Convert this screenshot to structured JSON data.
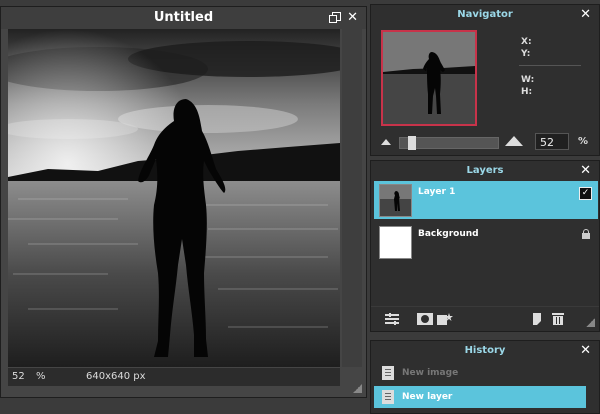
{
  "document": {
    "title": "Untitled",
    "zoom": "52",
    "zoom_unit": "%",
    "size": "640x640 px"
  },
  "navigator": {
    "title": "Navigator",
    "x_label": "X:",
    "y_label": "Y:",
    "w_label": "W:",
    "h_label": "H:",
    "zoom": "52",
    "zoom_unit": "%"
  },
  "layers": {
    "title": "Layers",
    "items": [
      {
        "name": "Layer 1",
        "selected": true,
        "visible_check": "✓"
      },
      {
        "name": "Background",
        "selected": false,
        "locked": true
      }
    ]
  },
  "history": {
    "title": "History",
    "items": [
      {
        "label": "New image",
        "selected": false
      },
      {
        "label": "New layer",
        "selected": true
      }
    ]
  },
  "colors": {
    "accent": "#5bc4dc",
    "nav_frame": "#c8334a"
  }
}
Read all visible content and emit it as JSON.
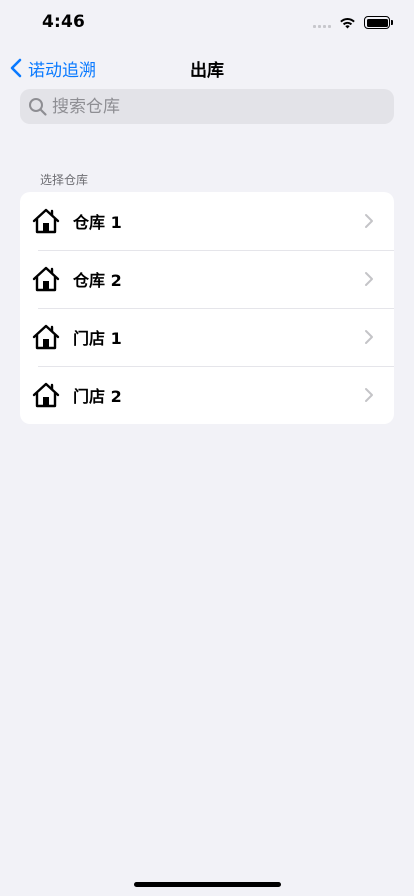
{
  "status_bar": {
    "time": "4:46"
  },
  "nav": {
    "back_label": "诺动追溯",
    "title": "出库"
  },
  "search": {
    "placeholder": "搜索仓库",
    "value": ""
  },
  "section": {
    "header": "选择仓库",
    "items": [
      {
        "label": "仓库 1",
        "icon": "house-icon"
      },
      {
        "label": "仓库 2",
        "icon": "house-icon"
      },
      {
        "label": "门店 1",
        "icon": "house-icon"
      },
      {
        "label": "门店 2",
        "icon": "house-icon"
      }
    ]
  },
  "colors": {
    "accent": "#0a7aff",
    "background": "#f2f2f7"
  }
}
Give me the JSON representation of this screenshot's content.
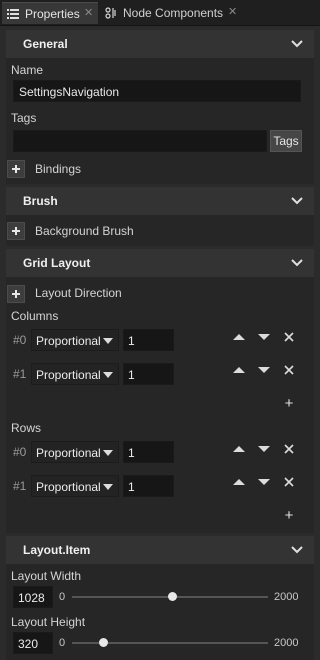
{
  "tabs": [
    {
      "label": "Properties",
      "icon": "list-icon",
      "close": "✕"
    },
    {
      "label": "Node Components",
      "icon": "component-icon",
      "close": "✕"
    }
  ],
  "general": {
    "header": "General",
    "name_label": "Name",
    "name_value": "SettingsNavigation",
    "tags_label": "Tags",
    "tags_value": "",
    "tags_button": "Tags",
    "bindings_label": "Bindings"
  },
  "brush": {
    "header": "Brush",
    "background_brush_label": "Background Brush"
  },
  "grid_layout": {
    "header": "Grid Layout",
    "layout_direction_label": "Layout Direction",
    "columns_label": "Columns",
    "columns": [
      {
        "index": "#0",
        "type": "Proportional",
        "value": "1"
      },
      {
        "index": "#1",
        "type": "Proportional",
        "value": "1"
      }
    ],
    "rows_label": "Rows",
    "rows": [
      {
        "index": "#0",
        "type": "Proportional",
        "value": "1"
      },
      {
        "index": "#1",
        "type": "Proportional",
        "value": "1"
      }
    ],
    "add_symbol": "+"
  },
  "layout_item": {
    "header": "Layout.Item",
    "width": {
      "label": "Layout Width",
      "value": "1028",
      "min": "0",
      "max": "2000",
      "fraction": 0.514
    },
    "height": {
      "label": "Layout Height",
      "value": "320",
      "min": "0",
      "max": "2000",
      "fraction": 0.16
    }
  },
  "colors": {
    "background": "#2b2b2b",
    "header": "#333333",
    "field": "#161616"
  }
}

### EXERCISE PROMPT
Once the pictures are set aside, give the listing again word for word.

### TASK ANSWER
Convert this screenshot to structured JSON data.
{
  "document": {
    "title": "Untitled",
    "zoom": "52",
    "zoom_unit": "%",
    "size": "640x640 px"
  },
  "navigator": {
    "title": "Navigator",
    "x_label": "X:",
    "y_label": "Y:",
    "w_label": "W:",
    "h_label": "H:",
    "zoom": "52",
    "zoom_unit": "%"
  },
  "layers": {
    "title": "Layers",
    "items": [
      {
        "name": "Layer 1",
        "selected": true,
        "visible_check": "✓"
      },
      {
        "name": "Background",
        "selected": false,
        "locked": true
      }
    ]
  },
  "history": {
    "title": "History",
    "items": [
      {
        "label": "New image",
        "selected": false
      },
      {
        "label": "New layer",
        "selected": true
      }
    ]
  },
  "colors": {
    "accent": "#5bc4dc",
    "nav_frame": "#c8334a"
  }
}
Read all visible content and emit it as JSON.
{
  "status_bar": {
    "time": "4:46"
  },
  "nav": {
    "back_label": "诺动追溯",
    "title": "出库"
  },
  "search": {
    "placeholder": "搜索仓库",
    "value": ""
  },
  "section": {
    "header": "选择仓库",
    "items": [
      {
        "label": "仓库 1",
        "icon": "house-icon"
      },
      {
        "label": "仓库 2",
        "icon": "house-icon"
      },
      {
        "label": "门店 1",
        "icon": "house-icon"
      },
      {
        "label": "门店 2",
        "icon": "house-icon"
      }
    ]
  },
  "colors": {
    "accent": "#0a7aff",
    "background": "#f2f2f7"
  }
}
Give me the JSON representation of this screenshot's content.
{
  "tabs": [
    {
      "label": "Properties",
      "icon": "list-icon",
      "close": "✕"
    },
    {
      "label": "Node Components",
      "icon": "component-icon",
      "close": "✕"
    }
  ],
  "general": {
    "header": "General",
    "name_label": "Name",
    "name_value": "SettingsNavigation",
    "tags_label": "Tags",
    "tags_value": "",
    "tags_button": "Tags",
    "bindings_label": "Bindings"
  },
  "brush": {
    "header": "Brush",
    "background_brush_label": "Background Brush"
  },
  "grid_layout": {
    "header": "Grid Layout",
    "layout_direction_label": "Layout Direction",
    "columns_label": "Columns",
    "columns": [
      {
        "index": "#0",
        "type": "Proportional",
        "value": "1"
      },
      {
        "index": "#1",
        "type": "Proportional",
        "value": "1"
      }
    ],
    "rows_label": "Rows",
    "rows": [
      {
        "index": "#0",
        "type": "Proportional",
        "value": "1"
      },
      {
        "index": "#1",
        "type": "Proportional",
        "value": "1"
      }
    ],
    "add_symbol": "+"
  },
  "layout_item": {
    "header": "Layout.Item",
    "width": {
      "label": "Layout Width",
      "value": "1028",
      "min": "0",
      "max": "2000",
      "fraction": 0.514
    },
    "height": {
      "label": "Layout Height",
      "value": "320",
      "min": "0",
      "max": "2000",
      "fraction": 0.16
    }
  },
  "colors": {
    "background": "#2b2b2b",
    "header": "#333333",
    "field": "#161616"
  }
}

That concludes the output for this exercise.